> AVAILABLE RECORDS:
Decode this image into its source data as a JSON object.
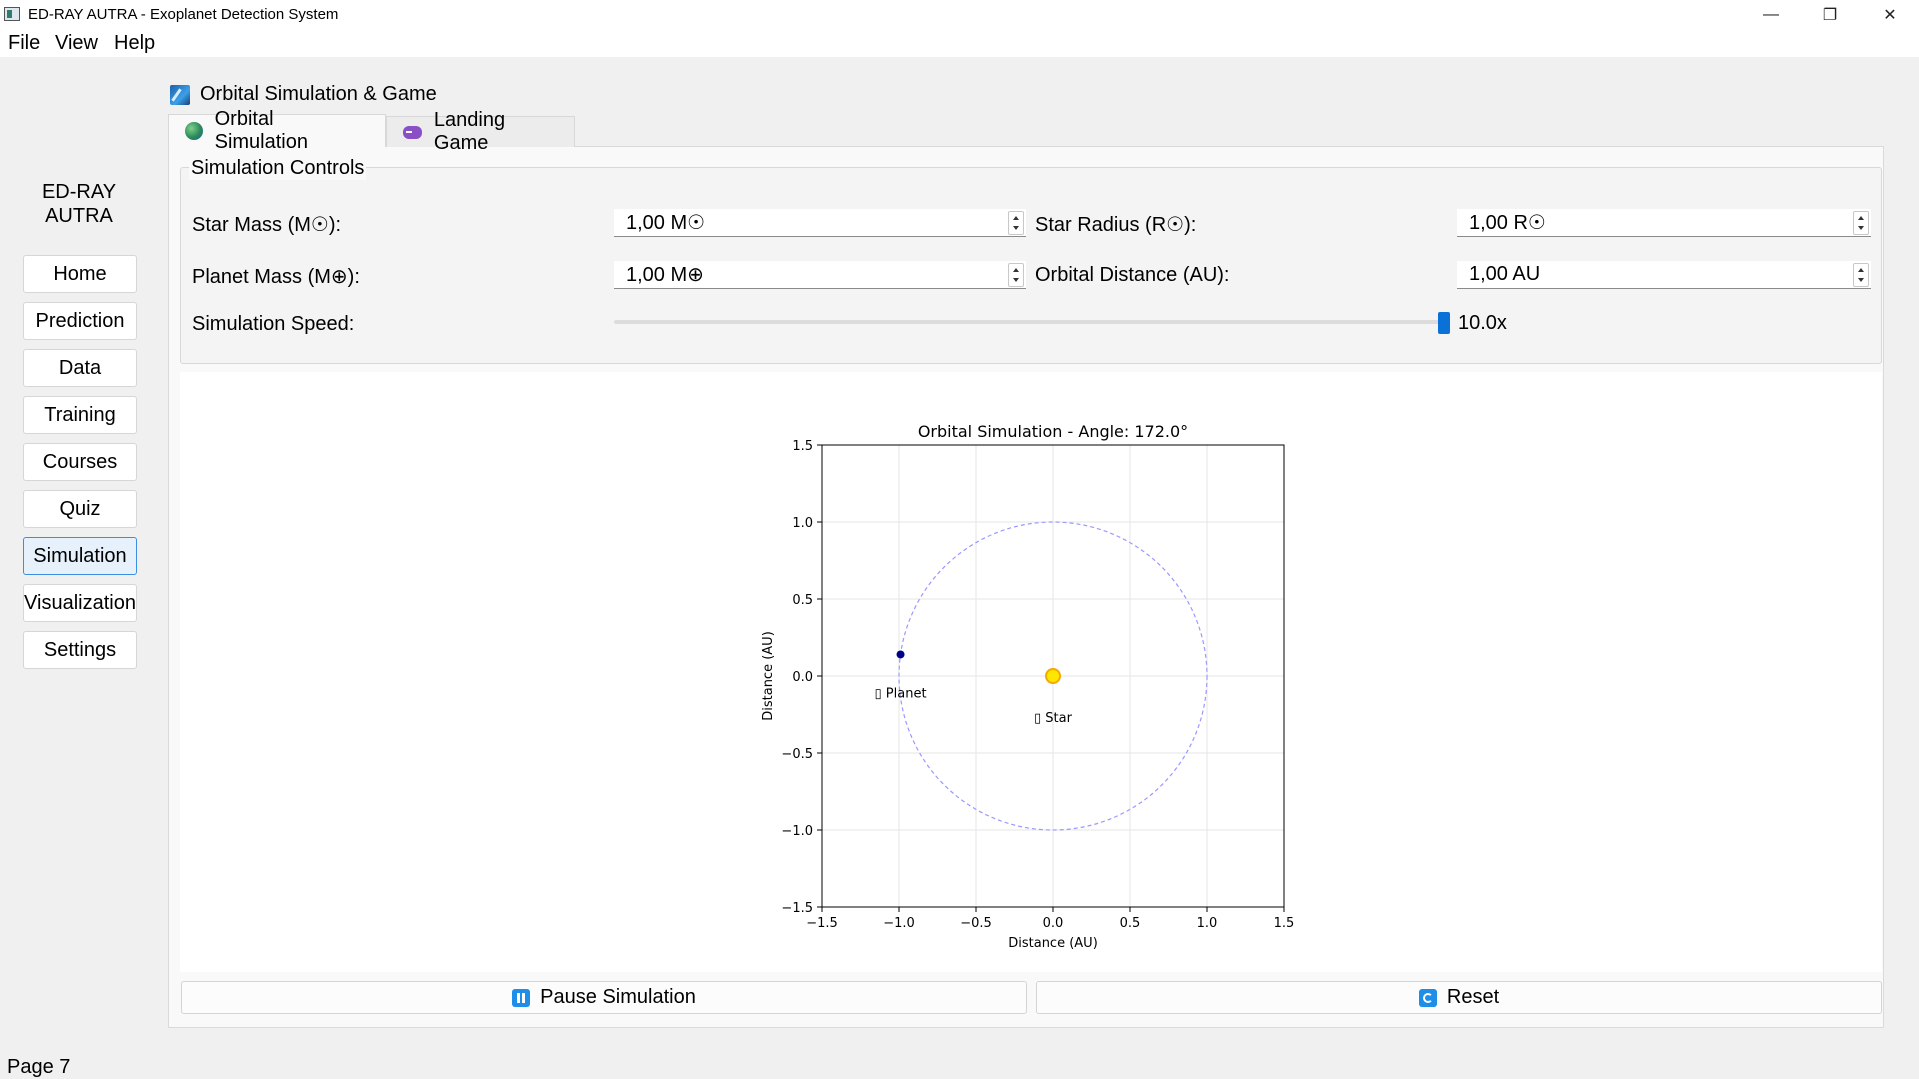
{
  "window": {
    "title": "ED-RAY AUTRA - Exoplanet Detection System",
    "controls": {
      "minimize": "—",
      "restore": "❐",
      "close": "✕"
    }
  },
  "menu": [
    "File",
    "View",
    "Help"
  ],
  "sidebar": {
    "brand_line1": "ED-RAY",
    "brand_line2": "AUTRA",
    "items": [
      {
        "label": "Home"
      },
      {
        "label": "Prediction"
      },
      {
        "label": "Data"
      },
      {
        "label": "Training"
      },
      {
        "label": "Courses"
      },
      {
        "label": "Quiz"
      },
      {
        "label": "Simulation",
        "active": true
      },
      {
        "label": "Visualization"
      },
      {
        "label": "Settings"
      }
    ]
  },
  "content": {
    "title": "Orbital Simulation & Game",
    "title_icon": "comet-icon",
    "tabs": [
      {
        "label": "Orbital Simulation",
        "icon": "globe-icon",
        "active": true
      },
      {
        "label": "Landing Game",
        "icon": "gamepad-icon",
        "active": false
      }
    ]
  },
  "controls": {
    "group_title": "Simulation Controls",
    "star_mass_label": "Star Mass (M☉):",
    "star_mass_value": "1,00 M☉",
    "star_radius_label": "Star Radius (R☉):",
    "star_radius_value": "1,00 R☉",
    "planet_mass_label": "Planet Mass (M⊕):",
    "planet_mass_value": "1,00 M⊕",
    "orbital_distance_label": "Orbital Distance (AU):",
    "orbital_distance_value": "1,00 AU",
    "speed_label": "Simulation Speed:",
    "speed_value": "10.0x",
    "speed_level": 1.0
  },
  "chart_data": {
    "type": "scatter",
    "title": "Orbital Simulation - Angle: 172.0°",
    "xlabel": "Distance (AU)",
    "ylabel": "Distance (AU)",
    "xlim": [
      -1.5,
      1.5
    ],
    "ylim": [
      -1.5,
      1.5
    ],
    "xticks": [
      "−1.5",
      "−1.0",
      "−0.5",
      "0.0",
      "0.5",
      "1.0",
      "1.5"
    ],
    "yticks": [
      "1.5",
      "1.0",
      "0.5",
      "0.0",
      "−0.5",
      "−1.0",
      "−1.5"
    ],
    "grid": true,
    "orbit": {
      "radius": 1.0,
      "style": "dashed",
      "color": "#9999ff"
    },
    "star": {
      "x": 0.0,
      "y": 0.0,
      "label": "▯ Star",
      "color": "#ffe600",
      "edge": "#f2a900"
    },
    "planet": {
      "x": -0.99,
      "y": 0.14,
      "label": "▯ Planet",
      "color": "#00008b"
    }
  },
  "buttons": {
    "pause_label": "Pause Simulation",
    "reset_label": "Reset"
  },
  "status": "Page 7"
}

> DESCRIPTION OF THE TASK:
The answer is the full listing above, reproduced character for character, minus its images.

> TASK ANSWER:
Decode this image into its source data as a JSON object.
{
  "window": {
    "title": "ED-RAY AUTRA - Exoplanet Detection System",
    "controls": {
      "minimize": "—",
      "restore": "❐",
      "close": "✕"
    }
  },
  "menu": [
    "File",
    "View",
    "Help"
  ],
  "sidebar": {
    "brand_line1": "ED-RAY",
    "brand_line2": "AUTRA",
    "items": [
      {
        "label": "Home"
      },
      {
        "label": "Prediction"
      },
      {
        "label": "Data"
      },
      {
        "label": "Training"
      },
      {
        "label": "Courses"
      },
      {
        "label": "Quiz"
      },
      {
        "label": "Simulation",
        "active": true
      },
      {
        "label": "Visualization"
      },
      {
        "label": "Settings"
      }
    ]
  },
  "content": {
    "title": "Orbital Simulation & Game",
    "title_icon": "comet-icon",
    "tabs": [
      {
        "label": "Orbital Simulation",
        "icon": "globe-icon",
        "active": true
      },
      {
        "label": "Landing Game",
        "icon": "gamepad-icon",
        "active": false
      }
    ]
  },
  "controls": {
    "group_title": "Simulation Controls",
    "star_mass_label": "Star Mass (M☉):",
    "star_mass_value": "1,00 M☉",
    "star_radius_label": "Star Radius (R☉):",
    "star_radius_value": "1,00 R☉",
    "planet_mass_label": "Planet Mass (M⊕):",
    "planet_mass_value": "1,00 M⊕",
    "orbital_distance_label": "Orbital Distance (AU):",
    "orbital_distance_value": "1,00 AU",
    "speed_label": "Simulation Speed:",
    "speed_value": "10.0x",
    "speed_level": 1.0
  },
  "chart_data": {
    "type": "scatter",
    "title": "Orbital Simulation - Angle: 172.0°",
    "xlabel": "Distance (AU)",
    "ylabel": "Distance (AU)",
    "xlim": [
      -1.5,
      1.5
    ],
    "ylim": [
      -1.5,
      1.5
    ],
    "xticks": [
      "−1.5",
      "−1.0",
      "−0.5",
      "0.0",
      "0.5",
      "1.0",
      "1.5"
    ],
    "yticks": [
      "1.5",
      "1.0",
      "0.5",
      "0.0",
      "−0.5",
      "−1.0",
      "−1.5"
    ],
    "grid": true,
    "orbit": {
      "radius": 1.0,
      "style": "dashed",
      "color": "#9999ff"
    },
    "star": {
      "x": 0.0,
      "y": 0.0,
      "label": "▯ Star",
      "color": "#ffe600",
      "edge": "#f2a900"
    },
    "planet": {
      "x": -0.99,
      "y": 0.14,
      "label": "▯ Planet",
      "color": "#00008b"
    }
  },
  "buttons": {
    "pause_label": "Pause Simulation",
    "reset_label": "Reset"
  },
  "status": "Page 7"
}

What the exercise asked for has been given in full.